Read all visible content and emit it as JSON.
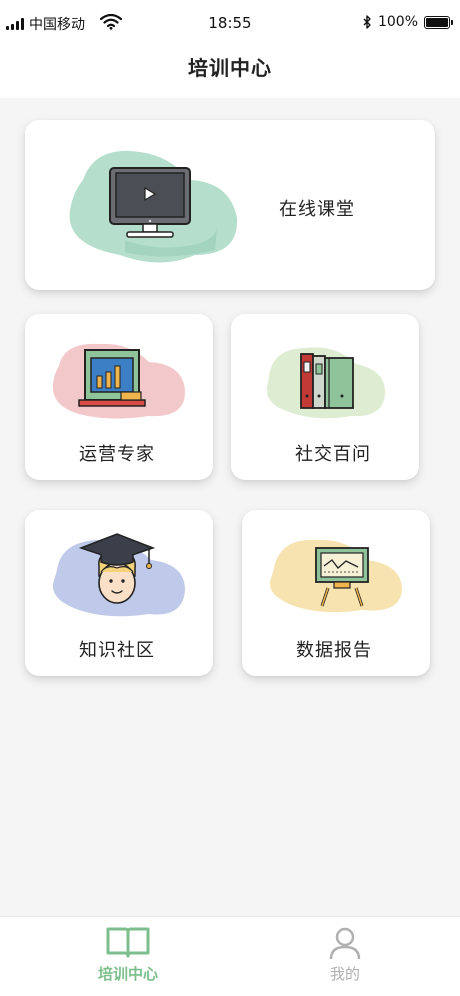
{
  "status_bar": {
    "carrier": "中国移动",
    "time": "18:55",
    "battery": "100%",
    "battery_level": 1.0
  },
  "header": {
    "title": "培训中心"
  },
  "cards": [
    {
      "id": "online-course",
      "label": "在线课堂",
      "icon": "monitor-play-icon",
      "blob_color": "#a8d8c4"
    },
    {
      "id": "operations-expert",
      "label": "运营专家",
      "icon": "bar-chart-board-icon",
      "blob_color": "#f2c2c4"
    },
    {
      "id": "social-qa",
      "label": "社交百问",
      "icon": "books-icon",
      "blob_color": "#dcebd0"
    },
    {
      "id": "knowledge-community",
      "label": "知识社区",
      "icon": "graduate-icon",
      "blob_color": "#bcc6e8"
    },
    {
      "id": "data-report",
      "label": "数据报告",
      "icon": "easel-chart-icon",
      "blob_color": "#f7e2ab"
    }
  ],
  "tab_bar": {
    "active_color": "#7cbf8c",
    "inactive_color": "#b0b0b0",
    "tabs": [
      {
        "label": "培训中心",
        "icon": "book-icon",
        "active": true
      },
      {
        "label": "我的",
        "icon": "person-icon",
        "active": false
      }
    ]
  }
}
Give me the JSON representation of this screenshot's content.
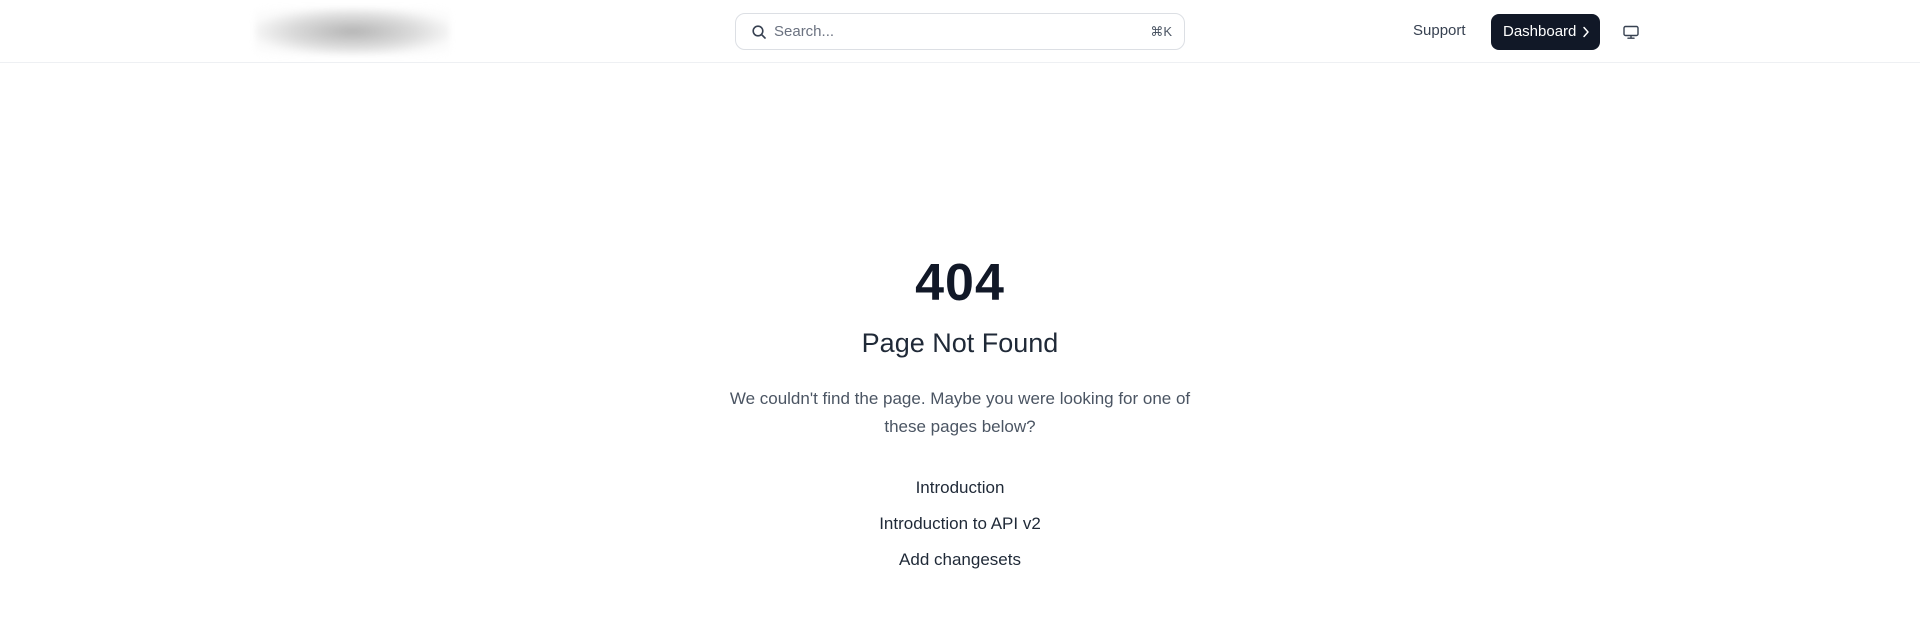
{
  "header": {
    "search": {
      "placeholder": "Search...",
      "shortcut": "⌘K"
    },
    "support_label": "Support",
    "dashboard_label": "Dashboard"
  },
  "main": {
    "code": "404",
    "title": "Page Not Found",
    "description": "We couldn't find the page. Maybe you were looking for one of these pages below?",
    "suggestions": [
      "Introduction",
      "Introduction to API v2",
      "Add changesets"
    ]
  }
}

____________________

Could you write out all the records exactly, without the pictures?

- **TASK OUTPUT**:
Read all visible content and emit it as JSON.
{
  "status_bar": {
    "carrier": "中国移动",
    "time": "18:55",
    "battery": "100%",
    "battery_level": 1.0
  },
  "header": {
    "title": "培训中心"
  },
  "cards": [
    {
      "id": "online-course",
      "label": "在线课堂",
      "icon": "monitor-play-icon",
      "blob_color": "#a8d8c4"
    },
    {
      "id": "operations-expert",
      "label": "运营专家",
      "icon": "bar-chart-board-icon",
      "blob_color": "#f2c2c4"
    },
    {
      "id": "social-qa",
      "label": "社交百问",
      "icon": "books-icon",
      "blob_color": "#dcebd0"
    },
    {
      "id": "knowledge-community",
      "label": "知识社区",
      "icon": "graduate-icon",
      "blob_color": "#bcc6e8"
    },
    {
      "id": "data-report",
      "label": "数据报告",
      "icon": "easel-chart-icon",
      "blob_color": "#f7e2ab"
    }
  ],
  "tab_bar": {
    "active_color": "#7cbf8c",
    "inactive_color": "#b0b0b0",
    "tabs": [
      {
        "label": "培训中心",
        "icon": "book-icon",
        "active": true
      },
      {
        "label": "我的",
        "icon": "person-icon",
        "active": false
      }
    ]
  }
}
Give me the JSON representation of this screenshot's content.
{
  "header": {
    "search": {
      "placeholder": "Search...",
      "shortcut": "⌘K"
    },
    "support_label": "Support",
    "dashboard_label": "Dashboard"
  },
  "main": {
    "code": "404",
    "title": "Page Not Found",
    "description": "We couldn't find the page. Maybe you were looking for one of these pages below?",
    "suggestions": [
      "Introduction",
      "Introduction to API v2",
      "Add changesets"
    ]
  }
}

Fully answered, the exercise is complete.